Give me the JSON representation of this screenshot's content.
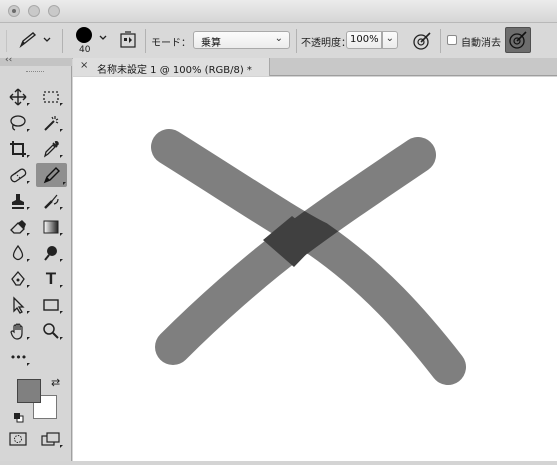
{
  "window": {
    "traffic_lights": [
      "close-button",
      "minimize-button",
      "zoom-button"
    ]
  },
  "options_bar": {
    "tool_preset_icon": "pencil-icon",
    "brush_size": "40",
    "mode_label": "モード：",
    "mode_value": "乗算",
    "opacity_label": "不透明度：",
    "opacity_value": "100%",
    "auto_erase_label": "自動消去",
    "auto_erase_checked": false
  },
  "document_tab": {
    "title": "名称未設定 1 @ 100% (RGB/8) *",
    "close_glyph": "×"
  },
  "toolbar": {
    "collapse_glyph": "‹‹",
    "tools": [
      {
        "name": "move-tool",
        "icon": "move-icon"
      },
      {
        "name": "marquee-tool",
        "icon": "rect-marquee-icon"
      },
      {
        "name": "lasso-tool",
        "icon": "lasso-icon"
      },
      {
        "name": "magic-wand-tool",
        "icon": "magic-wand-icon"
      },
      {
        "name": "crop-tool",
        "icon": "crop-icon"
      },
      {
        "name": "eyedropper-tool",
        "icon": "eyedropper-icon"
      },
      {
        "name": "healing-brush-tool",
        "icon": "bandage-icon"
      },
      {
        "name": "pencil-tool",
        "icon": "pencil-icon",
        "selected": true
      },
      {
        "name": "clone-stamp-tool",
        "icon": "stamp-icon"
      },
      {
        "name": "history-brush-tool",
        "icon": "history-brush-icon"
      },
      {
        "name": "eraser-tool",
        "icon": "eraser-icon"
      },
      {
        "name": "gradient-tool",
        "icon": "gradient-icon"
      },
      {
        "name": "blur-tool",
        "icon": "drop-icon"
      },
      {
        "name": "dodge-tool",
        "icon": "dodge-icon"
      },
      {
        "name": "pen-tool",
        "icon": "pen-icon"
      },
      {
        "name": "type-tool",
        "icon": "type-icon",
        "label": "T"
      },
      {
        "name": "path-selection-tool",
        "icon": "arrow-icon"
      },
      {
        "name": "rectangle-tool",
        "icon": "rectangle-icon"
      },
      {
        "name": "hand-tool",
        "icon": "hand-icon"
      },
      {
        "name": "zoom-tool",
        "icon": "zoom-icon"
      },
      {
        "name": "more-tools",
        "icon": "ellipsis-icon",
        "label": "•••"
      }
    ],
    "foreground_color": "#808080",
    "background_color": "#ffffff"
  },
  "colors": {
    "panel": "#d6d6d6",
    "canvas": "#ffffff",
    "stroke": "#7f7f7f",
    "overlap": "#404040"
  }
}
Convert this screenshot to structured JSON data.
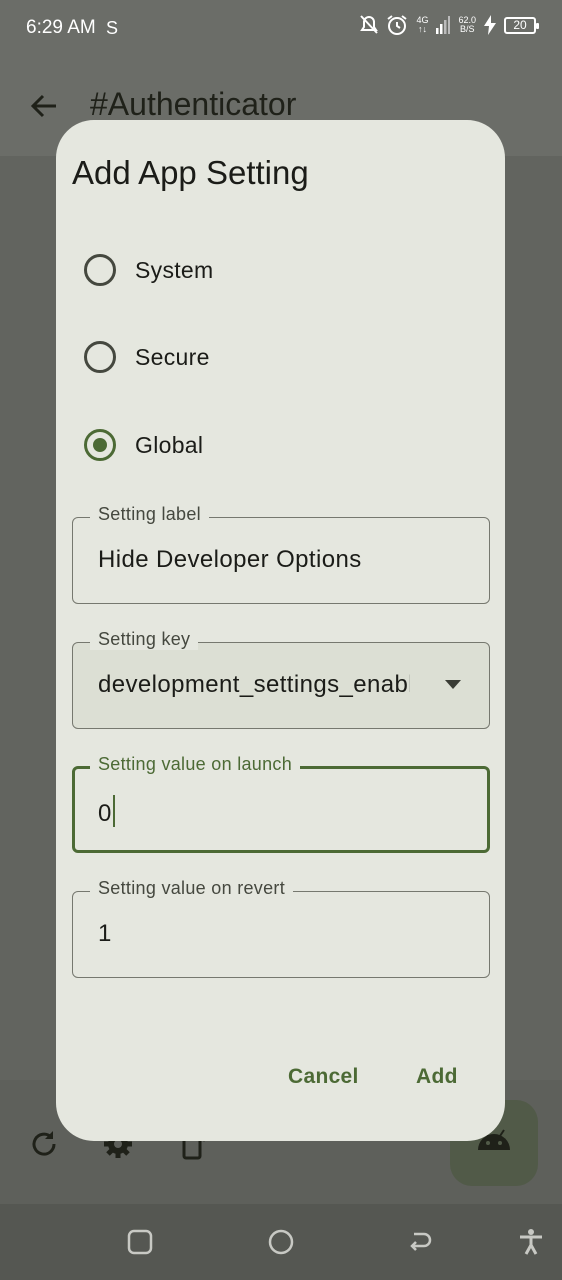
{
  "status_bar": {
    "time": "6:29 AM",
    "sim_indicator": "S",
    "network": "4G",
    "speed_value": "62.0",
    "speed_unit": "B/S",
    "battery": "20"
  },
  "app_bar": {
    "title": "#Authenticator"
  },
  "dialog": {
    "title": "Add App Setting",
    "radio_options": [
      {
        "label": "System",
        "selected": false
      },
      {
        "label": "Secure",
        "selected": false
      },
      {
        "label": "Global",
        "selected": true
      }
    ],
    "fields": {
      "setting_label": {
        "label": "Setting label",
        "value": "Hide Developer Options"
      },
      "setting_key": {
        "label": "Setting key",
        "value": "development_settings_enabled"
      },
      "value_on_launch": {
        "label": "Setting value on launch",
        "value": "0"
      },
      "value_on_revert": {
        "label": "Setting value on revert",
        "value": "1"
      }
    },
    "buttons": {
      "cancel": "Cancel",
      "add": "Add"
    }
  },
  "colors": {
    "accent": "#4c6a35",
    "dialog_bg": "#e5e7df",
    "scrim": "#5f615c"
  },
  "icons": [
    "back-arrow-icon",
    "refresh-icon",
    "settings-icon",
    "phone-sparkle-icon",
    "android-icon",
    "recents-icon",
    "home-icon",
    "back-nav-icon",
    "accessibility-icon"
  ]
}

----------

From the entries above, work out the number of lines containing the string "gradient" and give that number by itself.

> ANSWER BELOW
2